Joan Miró, Personages with Star, 1933, oil on canvas, 78” x 97”, Art Institute of Chicago, Photo by Xevi V via Flickr, Creative Commons Attribution-Non Commercial -Share Alike 2.0 Generic License.

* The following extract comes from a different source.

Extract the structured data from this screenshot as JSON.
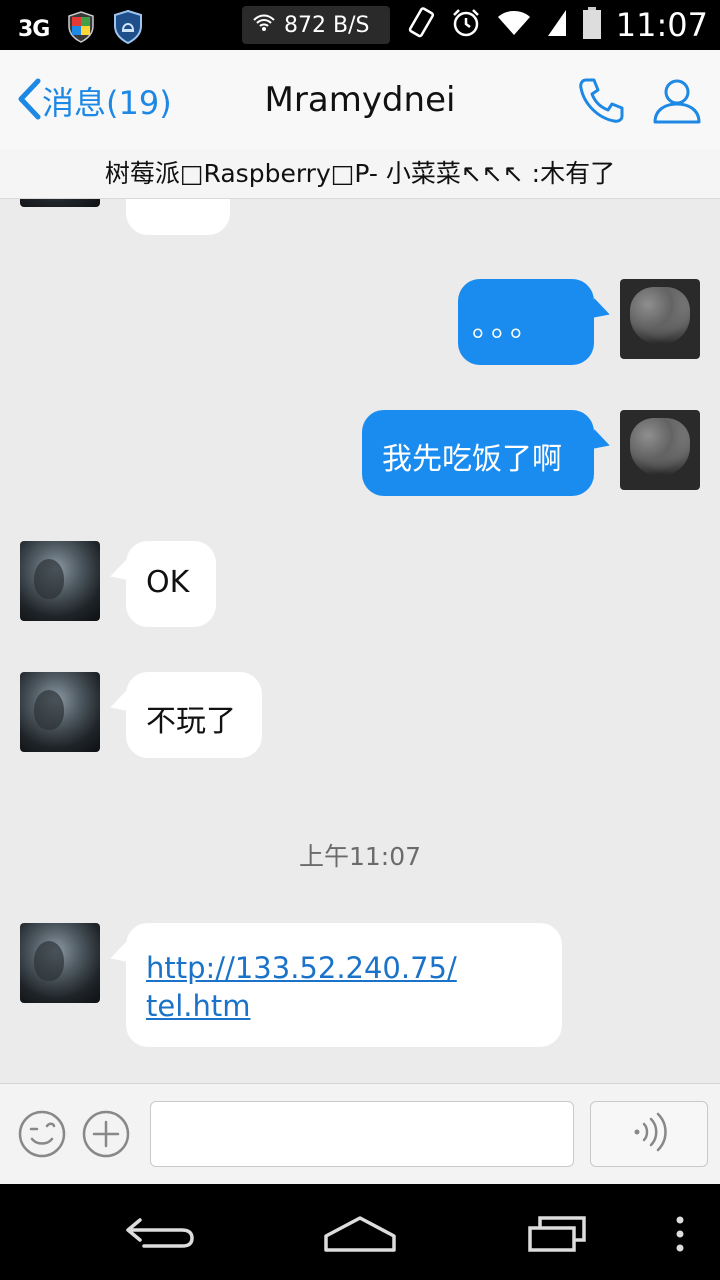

Joan Miró, Personages with Star, 1933, oil on canvas, 78” x 97”, Art Institute of Chicago, Photo by Xevi V via Flickr, Creative Commons Attribution-Non Commercial -Share Alike 2.0 Generic License.

Winging it with Joan Miró

Surrealist artists wanted to incorporate chance into their artwork because they thought it would be a powerful means of self-revelation and catharsis.  They believed they could set free certain aspects of their subconscious this way.

Spanish artist Joan Miró, a Surrealist, sometimes would cut out images of machinery from a catalog and then scatter them on the surface of a canvas in order to incorporate an element of chance into his compositions.  He then would change the pictures of the machinery into flat, biomorphic shapes and set them into a dream-like landscape.  The result is the completely unique, sophisticated and immediately recognizable style for which he is well known today.